Fantastic Voyage

Beep. Beep. Beep. Beep. Beepbeepbeepbeepbeepbeepbeep BEEEEEEEEEEEEEEEEEEEEEEE–

Better get used to that sound! It’s Fantastic Voyage, an extremely timely 1982 release from Sirius Software that adapts the 1966 movie (or possibly Isaac Asimov’s novelisation) about injecting tiny submarines into scientists to blast health problems from within.

It’s actually a very enjoyable shooter — albeit one that isn’t going to blow your mind with its visuals, being barely distinct from its Atari 2600 counterpart. It plays well, though… and you’ll be hearing that beep-beep-beep in your sleep!

Wavy Navy

I’ve always kind of been fascinated by games that get “bad” reviews.
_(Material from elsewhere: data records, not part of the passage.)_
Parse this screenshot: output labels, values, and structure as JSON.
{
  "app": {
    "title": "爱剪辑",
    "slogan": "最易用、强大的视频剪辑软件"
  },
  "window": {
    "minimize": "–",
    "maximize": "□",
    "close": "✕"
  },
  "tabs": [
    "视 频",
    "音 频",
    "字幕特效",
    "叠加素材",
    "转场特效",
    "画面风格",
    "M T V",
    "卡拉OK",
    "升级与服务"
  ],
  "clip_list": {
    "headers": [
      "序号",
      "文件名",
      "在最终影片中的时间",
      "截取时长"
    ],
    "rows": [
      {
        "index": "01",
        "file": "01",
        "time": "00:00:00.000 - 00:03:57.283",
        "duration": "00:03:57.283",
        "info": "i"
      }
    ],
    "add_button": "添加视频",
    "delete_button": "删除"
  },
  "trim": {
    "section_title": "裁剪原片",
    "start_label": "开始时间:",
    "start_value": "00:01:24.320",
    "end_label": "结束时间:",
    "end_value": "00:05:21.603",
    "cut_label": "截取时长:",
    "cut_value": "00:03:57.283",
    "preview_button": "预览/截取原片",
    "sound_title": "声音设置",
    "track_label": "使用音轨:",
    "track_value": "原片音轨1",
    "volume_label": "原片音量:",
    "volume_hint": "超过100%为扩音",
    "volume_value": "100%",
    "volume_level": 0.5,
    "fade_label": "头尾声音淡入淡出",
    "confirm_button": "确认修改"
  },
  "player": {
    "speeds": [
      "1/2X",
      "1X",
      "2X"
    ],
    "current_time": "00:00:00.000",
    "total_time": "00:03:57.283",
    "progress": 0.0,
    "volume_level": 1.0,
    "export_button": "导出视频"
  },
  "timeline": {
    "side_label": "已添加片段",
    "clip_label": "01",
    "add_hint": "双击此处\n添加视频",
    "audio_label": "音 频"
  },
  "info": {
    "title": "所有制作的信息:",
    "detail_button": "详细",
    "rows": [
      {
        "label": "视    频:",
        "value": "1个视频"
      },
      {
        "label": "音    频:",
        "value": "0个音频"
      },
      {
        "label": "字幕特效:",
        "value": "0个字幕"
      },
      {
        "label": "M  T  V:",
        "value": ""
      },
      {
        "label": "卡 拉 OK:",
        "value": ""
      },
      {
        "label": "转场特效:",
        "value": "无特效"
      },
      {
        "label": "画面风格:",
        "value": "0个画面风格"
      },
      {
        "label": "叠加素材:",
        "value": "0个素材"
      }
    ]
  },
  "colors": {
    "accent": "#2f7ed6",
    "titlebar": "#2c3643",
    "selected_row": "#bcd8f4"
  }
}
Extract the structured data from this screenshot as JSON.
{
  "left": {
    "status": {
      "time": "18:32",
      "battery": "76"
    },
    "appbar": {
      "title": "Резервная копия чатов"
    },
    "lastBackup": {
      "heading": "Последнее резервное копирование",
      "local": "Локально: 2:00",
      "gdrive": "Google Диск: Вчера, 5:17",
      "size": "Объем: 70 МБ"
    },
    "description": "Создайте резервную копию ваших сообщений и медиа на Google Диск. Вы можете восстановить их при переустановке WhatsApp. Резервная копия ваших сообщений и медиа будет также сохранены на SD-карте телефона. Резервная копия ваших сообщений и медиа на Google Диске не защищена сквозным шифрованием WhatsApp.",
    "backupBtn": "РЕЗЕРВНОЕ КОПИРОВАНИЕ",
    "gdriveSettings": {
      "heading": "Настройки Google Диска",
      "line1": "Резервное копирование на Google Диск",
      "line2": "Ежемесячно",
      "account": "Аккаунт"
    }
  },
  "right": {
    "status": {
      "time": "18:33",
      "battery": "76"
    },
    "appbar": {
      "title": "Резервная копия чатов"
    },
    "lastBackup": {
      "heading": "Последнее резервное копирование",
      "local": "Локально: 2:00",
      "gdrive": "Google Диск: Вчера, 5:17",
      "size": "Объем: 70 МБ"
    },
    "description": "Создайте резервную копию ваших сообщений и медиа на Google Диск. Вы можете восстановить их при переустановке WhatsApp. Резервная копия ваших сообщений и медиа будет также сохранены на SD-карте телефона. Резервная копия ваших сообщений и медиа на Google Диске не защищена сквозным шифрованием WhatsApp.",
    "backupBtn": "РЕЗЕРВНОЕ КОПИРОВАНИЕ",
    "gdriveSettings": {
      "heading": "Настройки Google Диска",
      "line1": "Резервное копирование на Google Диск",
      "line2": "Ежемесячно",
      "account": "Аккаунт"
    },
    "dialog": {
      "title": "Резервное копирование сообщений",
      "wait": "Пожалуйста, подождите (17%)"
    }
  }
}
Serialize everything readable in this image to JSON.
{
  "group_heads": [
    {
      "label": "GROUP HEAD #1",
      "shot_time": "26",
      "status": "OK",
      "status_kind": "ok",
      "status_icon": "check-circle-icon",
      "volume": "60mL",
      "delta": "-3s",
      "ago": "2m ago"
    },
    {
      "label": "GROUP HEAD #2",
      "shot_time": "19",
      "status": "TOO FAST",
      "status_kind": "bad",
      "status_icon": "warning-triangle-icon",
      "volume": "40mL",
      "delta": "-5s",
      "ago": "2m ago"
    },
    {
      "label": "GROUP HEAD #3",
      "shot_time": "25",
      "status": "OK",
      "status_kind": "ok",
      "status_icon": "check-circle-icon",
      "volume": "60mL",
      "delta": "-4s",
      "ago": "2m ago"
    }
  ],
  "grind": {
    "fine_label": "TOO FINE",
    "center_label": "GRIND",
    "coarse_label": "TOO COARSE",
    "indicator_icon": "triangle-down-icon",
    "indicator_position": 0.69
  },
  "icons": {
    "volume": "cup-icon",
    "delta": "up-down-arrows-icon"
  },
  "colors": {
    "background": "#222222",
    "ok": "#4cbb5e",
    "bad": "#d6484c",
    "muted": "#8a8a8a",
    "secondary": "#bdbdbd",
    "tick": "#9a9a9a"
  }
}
And my gaming experience over the last few years has demonstrated that it’s always best to make up your own mind about things rather than going purely by one person’s rant — as amusing as those rants can be sometimes.

Today’s Atari 8-bit title, Wavy Navy from Sirius Software, is a great example of this. Poorly received by at least one reviewer for its similarities to the system’s excellent port of Galaxian, it’s actually a rather fun fixed shooter with an interesting twist.

Sometimes it pays to go back and revisit those “bad” games… in many instances they’re actually nowhere near as bad as you might think!

Capture the Flag

Towards the end of our first cycle of Atari A to Z, we came across an interesting little first-person maze game called Way Out, developed by Paul Edelstein and published by Sirius Software.

That game got a sequel! And like all good sequels, it provides more of the same, but better. Specifically, it provides split-screen competitive two-player action (with an optional AI-controlled computer opponent) and an unconventional but nonetheless effective control scheme that provides us with one of the earliest ever examples of “strafing” in 3D.

It’s also a very early example of a game that George “The Fat Man” Sanger contributed to; his distinctive music was a mainstay of ’90s PC gaming and beyond, so it’s interesting to see where his “roots” lie!